▶ _Items from an interface collection_:
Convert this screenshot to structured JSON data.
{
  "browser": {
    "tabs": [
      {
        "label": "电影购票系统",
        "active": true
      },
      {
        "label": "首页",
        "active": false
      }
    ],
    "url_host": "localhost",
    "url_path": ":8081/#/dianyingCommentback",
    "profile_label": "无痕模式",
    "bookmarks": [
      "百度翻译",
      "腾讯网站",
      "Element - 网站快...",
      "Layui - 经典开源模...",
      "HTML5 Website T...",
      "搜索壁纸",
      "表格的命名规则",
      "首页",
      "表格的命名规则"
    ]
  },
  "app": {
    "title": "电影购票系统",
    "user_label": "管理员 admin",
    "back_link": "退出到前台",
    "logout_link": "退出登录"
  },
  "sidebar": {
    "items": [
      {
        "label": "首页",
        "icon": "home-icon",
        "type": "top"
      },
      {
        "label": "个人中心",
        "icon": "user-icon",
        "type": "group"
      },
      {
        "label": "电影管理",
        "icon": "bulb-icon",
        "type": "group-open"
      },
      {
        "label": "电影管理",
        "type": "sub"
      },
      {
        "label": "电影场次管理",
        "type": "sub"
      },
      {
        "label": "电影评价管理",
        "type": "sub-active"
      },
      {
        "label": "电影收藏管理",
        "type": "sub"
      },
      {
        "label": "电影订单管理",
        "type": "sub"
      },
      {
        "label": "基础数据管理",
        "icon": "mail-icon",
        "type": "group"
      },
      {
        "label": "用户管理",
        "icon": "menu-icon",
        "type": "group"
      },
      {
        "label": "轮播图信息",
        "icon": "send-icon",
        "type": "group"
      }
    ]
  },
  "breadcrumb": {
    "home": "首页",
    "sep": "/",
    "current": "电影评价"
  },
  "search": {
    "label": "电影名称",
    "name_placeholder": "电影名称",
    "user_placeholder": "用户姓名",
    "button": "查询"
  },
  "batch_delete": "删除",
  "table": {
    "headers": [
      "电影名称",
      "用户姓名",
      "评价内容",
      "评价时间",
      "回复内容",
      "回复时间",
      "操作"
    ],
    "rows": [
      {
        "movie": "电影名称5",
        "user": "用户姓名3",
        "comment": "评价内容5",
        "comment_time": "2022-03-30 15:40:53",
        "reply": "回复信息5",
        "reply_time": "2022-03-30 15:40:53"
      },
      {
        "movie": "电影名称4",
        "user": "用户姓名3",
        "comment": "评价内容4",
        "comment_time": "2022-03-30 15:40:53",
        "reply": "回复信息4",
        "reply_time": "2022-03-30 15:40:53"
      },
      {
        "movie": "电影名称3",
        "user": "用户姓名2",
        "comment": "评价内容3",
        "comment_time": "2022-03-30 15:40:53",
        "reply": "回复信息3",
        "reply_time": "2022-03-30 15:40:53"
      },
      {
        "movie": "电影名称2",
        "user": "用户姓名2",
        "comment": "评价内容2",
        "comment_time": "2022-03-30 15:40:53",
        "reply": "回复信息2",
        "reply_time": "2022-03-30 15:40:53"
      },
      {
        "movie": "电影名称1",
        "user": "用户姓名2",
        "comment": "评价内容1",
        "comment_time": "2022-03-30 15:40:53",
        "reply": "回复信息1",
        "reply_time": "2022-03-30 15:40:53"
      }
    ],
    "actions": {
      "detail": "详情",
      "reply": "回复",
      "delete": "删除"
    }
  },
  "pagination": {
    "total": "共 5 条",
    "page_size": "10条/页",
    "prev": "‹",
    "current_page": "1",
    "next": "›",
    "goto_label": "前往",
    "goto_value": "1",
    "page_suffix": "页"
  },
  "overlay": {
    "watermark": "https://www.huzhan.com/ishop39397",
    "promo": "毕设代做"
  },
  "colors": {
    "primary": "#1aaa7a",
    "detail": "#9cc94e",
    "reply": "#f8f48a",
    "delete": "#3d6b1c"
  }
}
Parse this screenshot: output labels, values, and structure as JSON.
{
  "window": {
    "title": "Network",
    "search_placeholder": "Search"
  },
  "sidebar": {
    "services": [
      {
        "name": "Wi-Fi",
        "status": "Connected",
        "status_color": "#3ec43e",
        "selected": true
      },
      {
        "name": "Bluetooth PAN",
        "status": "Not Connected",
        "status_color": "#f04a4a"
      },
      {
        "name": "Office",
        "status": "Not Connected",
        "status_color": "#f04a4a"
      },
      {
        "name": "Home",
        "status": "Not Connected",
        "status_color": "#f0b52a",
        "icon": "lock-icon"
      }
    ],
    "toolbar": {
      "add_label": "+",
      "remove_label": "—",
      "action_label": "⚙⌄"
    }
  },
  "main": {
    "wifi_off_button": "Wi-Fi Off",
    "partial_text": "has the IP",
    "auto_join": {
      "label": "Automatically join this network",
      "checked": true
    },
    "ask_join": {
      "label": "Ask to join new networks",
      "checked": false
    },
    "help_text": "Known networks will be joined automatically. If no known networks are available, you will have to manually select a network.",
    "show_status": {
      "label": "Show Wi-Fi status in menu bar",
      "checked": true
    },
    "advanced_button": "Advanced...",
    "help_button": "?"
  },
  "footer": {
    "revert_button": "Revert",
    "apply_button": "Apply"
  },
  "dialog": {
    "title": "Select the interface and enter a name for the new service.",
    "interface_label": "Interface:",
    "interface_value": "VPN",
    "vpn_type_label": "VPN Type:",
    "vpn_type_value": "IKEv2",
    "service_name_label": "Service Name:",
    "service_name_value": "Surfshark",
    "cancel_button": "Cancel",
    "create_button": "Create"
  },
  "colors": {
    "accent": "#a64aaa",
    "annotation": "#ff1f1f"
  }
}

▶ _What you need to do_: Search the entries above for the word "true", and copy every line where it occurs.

▶ _Exercise result_:
        "active": true
        "selected": true
      "checked": true
      "checked": true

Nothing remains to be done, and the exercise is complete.